Collected data
================================

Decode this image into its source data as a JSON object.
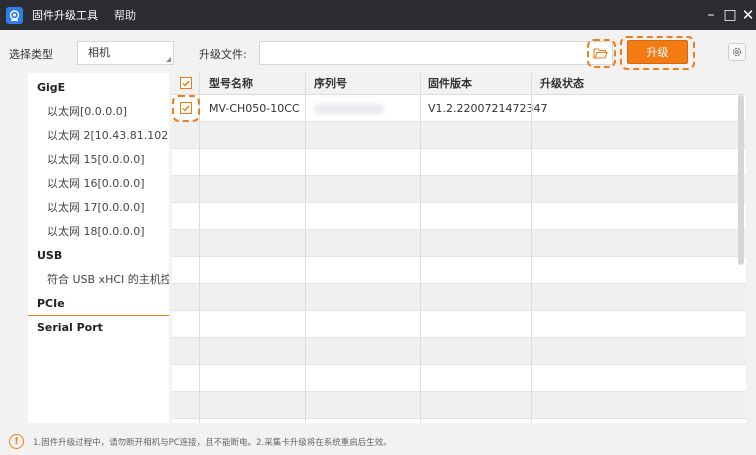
{
  "window": {
    "title": "固件升级工具",
    "menu_help": "帮助",
    "minimize": "–",
    "maximize": "□",
    "close": "✕",
    "logo_icon": "camera-icon"
  },
  "toolbar": {
    "type_label": "选择类型",
    "type_value": "相机",
    "file_label": "升级文件:",
    "file_value": "",
    "folder_icon": "folder-open-icon",
    "upgrade_label": "升级",
    "settings_icon": "gear-icon"
  },
  "sidebar": {
    "groups": [
      {
        "label": "GigE",
        "items": [
          "以太网[0.0.0.0]",
          "以太网 2[10.43.81.102]",
          "以太网 15[0.0.0.0]",
          "以太网 16[0.0.0.0]",
          "以太网 17[0.0.0.0]",
          "以太网 18[0.0.0.0]"
        ]
      },
      {
        "label": "USB",
        "items": [
          "符合 USB xHCI 的主机控..."
        ]
      },
      {
        "label": "PCIe",
        "items": []
      },
      {
        "label": "Serial Port",
        "items": []
      }
    ],
    "selected": "PCIe"
  },
  "table": {
    "columns": [
      "型号名称",
      "序列号",
      "固件版本",
      "升级状态"
    ],
    "rows": [
      {
        "checked": true,
        "model": "MV-CH050-10CC",
        "serial": "",
        "firmware": "V1.2.2200721472347",
        "status": ""
      }
    ],
    "header_checked": true
  },
  "footer": {
    "icon": "warning-icon",
    "text": "1.固件升级过程中，请勿断开相机与PC连接，且不能断电。2.采集卡升级将在系统重启后生效。"
  },
  "colors": {
    "accent": "#f27c13",
    "titlebar": "#2b2d33",
    "logo": "#2f7fe8"
  }
}
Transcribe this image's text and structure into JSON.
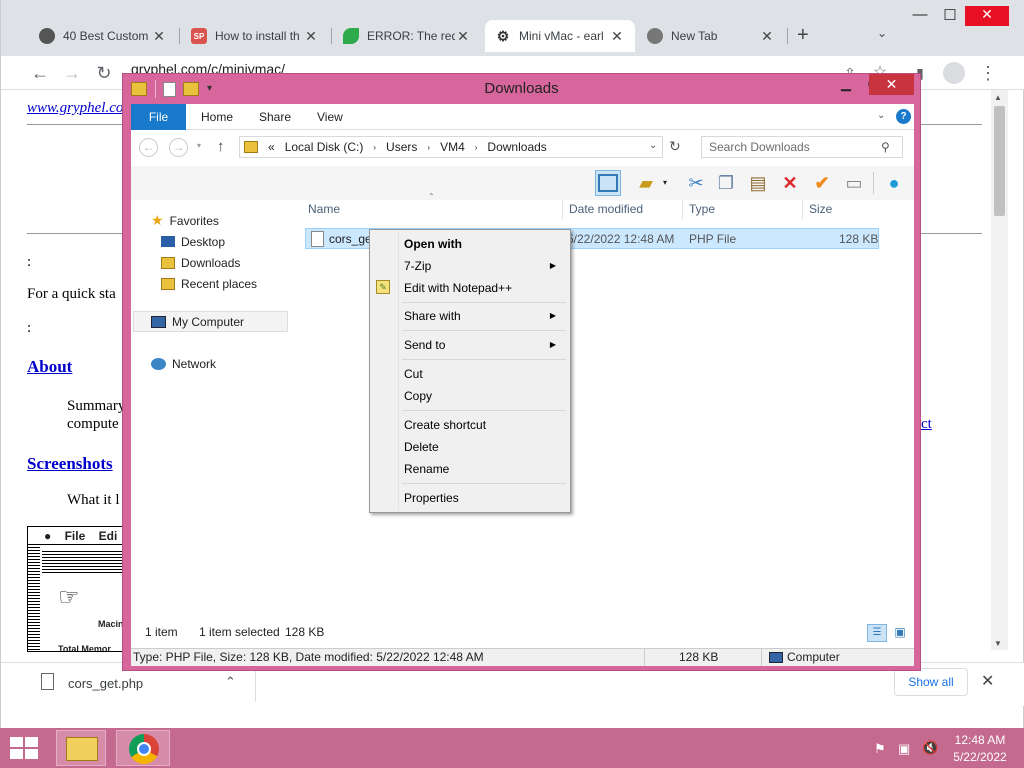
{
  "browser": {
    "tabs": [
      {
        "title": "40 Best Custom",
        "icon": "globe-icon"
      },
      {
        "title": "How to install th",
        "icon": "sp-favicon"
      },
      {
        "title": "ERROR: The requ",
        "icon": "leaf-icon"
      },
      {
        "title": "Mini vMac - earl",
        "icon": "minivmac-icon"
      },
      {
        "title": "New Tab",
        "icon": "chrome-icon"
      }
    ],
    "url": "gryphel.com/c/minivmac/"
  },
  "page": {
    "top_link": "www.gryphel.co",
    "colon1": ":",
    "quick_start": "For a quick sta",
    "colon2": ":",
    "about": "About",
    "summary_line1": "Summary",
    "summary_line2": "compute",
    "period_link": "ct",
    "screenshots": "Screenshots",
    "what_it": "What it l",
    "mac_menu_file": "File",
    "mac_menu_edit": "Edi",
    "mac_label": "Macin",
    "mac_total_mem": "Total Memor"
  },
  "download_bar": {
    "file": "cors_get.php",
    "show_all": "Show all"
  },
  "explorer": {
    "title": "Downloads",
    "ribbon": {
      "file": "File",
      "home": "Home",
      "share": "Share",
      "view": "View"
    },
    "address": {
      "prefix": "«",
      "parts": [
        "Local Disk (C:)",
        "Users",
        "VM4",
        "Downloads"
      ]
    },
    "search_placeholder": "Search Downloads",
    "nav": {
      "favorites": "Favorites",
      "desktop": "Desktop",
      "downloads": "Downloads",
      "recent": "Recent places",
      "computer": "My Computer",
      "network": "Network"
    },
    "columns": {
      "name": "Name",
      "date": "Date modified",
      "type": "Type",
      "size": "Size"
    },
    "file": {
      "name": "cors_get",
      "date": "5/22/2022 12:48 AM",
      "type": "PHP File",
      "size": "128 KB"
    },
    "status": {
      "items": "1 item",
      "selected": "1 item selected",
      "size": "128 KB"
    },
    "details_bar": {
      "info": "Type: PHP File, Size: 128 KB, Date modified: 5/22/2022 12:48 AM",
      "size": "128 KB",
      "location": "Computer"
    }
  },
  "context_menu": {
    "open_with": "Open with",
    "zip": "7-Zip",
    "notepad": "Edit with Notepad++",
    "share_with": "Share with",
    "send_to": "Send to",
    "cut": "Cut",
    "copy": "Copy",
    "create_shortcut": "Create shortcut",
    "delete": "Delete",
    "rename": "Rename",
    "properties": "Properties"
  },
  "taskbar": {
    "time": "12:48 AM",
    "date": "5/22/2022"
  }
}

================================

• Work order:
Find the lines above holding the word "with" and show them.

• Reply:
    "open_with": "Open with",
    "notepad": "Edit with Notepad++",
    "share_with": "Share with",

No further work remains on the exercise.